Why is it important to regularly check the inaccessibility of potentially dangerous items and areas of my child care facility?
Some locks are subject to wear and tear or rust, so be sure to check the condition of any locks in your facility on a regular basis. Over time, children grow in size and skill. It’s important to make sure storage units, cabinets, and drawers remain inaccessible, even to older children. Stored items can be shaken loose and fall during an earthquake, causing injury or hazard. They should be checked after any ground motion. Finally, be sure that items that get used regularly are properly stored, and not accidentally left where they could cause harm to children. [A provider puts dishwasher detergent away under the sink and then fastens a lock on the handles.]

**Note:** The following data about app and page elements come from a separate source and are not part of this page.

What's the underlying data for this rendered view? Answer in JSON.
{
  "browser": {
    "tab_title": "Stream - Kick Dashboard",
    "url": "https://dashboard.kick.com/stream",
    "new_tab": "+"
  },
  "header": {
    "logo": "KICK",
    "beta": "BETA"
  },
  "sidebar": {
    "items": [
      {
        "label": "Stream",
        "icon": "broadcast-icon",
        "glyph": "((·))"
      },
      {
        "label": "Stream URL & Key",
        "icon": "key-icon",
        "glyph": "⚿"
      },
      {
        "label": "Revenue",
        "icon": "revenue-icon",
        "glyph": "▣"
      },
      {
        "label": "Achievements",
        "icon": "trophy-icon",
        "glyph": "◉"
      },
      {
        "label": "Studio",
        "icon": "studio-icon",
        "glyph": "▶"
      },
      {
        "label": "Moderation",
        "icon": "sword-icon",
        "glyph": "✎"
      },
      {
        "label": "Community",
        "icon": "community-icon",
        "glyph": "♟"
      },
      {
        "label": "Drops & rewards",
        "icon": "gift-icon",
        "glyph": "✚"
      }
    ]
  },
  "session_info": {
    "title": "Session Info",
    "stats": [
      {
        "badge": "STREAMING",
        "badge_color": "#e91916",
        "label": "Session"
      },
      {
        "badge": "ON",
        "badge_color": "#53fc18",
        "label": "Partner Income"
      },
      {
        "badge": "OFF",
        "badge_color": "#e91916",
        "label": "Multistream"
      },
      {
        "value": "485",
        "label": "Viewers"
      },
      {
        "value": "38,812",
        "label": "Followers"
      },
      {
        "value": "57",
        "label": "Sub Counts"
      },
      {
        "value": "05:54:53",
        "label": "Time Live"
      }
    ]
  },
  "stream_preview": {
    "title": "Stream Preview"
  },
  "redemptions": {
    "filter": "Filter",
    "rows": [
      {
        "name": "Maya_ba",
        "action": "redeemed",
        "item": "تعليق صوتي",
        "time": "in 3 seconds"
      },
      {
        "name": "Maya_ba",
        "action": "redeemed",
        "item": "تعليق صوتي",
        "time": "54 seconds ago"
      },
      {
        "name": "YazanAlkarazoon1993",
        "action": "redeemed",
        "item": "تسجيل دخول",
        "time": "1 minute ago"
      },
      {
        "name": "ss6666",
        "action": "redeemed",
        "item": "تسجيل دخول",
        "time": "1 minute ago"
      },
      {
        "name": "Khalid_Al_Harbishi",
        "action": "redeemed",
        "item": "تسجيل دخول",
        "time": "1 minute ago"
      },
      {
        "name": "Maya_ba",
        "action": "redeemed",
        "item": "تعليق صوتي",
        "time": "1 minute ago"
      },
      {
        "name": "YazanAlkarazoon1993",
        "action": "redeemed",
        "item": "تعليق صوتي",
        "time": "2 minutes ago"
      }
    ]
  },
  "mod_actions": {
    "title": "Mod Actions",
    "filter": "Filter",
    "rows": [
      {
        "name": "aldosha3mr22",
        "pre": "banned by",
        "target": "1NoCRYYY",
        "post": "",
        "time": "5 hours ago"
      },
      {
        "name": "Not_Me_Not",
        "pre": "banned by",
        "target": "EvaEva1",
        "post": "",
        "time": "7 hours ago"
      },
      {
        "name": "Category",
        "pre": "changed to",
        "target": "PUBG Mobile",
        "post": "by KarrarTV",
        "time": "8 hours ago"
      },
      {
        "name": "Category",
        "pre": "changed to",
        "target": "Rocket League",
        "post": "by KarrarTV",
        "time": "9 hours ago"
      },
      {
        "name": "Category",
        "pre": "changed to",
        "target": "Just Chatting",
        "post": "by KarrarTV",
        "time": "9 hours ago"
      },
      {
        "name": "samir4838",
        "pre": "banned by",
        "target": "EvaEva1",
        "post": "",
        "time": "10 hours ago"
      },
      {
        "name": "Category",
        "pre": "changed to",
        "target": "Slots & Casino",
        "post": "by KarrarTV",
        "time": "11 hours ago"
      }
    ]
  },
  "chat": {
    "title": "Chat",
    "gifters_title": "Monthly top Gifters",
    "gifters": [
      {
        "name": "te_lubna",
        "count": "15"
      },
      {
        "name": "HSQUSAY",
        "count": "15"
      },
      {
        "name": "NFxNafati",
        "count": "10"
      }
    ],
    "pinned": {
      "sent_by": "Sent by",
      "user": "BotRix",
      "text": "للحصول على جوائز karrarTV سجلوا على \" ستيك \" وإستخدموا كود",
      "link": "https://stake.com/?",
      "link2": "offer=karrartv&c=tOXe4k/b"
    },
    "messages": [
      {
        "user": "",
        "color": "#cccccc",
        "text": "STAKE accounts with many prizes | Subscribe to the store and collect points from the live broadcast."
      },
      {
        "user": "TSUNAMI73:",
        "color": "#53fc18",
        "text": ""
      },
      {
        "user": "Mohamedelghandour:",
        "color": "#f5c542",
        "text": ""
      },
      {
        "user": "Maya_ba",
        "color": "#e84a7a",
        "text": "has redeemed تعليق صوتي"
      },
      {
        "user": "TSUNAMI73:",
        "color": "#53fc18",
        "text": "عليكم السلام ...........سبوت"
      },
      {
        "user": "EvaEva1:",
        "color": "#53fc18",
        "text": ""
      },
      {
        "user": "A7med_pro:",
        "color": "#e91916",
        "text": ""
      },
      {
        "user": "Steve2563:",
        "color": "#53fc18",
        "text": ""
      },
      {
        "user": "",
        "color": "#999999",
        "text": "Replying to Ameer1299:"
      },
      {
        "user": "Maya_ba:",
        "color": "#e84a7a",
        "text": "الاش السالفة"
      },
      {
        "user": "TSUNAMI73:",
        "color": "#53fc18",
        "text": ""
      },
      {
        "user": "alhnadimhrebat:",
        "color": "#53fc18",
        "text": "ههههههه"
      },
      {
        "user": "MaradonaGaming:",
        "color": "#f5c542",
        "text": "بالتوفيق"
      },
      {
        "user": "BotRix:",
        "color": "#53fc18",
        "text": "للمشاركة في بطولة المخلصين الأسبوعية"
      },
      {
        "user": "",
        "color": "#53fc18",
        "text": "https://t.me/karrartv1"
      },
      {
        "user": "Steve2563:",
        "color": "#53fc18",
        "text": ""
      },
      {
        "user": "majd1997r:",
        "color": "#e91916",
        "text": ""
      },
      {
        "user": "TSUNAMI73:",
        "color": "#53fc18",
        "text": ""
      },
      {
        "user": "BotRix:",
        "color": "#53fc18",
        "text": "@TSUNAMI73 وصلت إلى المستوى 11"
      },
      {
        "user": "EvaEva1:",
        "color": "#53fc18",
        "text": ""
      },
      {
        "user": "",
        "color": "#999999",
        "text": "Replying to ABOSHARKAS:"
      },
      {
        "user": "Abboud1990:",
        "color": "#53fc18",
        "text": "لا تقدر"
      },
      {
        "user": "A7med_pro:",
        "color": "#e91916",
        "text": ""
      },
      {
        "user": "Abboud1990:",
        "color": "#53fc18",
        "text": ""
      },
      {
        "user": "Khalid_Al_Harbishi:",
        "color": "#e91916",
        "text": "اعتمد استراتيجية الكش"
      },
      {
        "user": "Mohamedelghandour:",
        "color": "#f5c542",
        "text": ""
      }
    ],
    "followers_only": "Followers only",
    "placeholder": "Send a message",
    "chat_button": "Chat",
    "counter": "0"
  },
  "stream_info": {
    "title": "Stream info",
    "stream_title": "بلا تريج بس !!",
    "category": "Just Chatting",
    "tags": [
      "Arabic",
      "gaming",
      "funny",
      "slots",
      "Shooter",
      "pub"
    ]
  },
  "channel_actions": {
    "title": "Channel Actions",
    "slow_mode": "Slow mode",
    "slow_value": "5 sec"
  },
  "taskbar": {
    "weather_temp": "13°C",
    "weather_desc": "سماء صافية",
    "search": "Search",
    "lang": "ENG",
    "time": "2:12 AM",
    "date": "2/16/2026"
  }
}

What special regulations apply to firearms and ammunition?
Firearms and other weapons are not allowed on the premises of a child care center. In family child care homes, guns and ammunition must be locked in a gun safe or other storage unit, or guns must have a trigger lock on, or the firing pin may be removed from the gun and stored separately. Guns and ammunition must be stored apart from one another. There is zero tolerance for failing to keep guns stored and locked as required. Gun and ammunition violations result in a citation and a civil penalty.
Let’s review the key points about inaccessibility and locks in licensing regulations. “Inaccessible to children” means that children cannot reach, obtain, or have access to any potentially harmful items or areas of the child care facility. Items that need to be locked up include anything that is designed to kill, such as guns and poisons. Remember that children grow in size and skill. Regularly check your facility to make sure that potentially dangerous items remain inaccessible to all children in your care.
State of California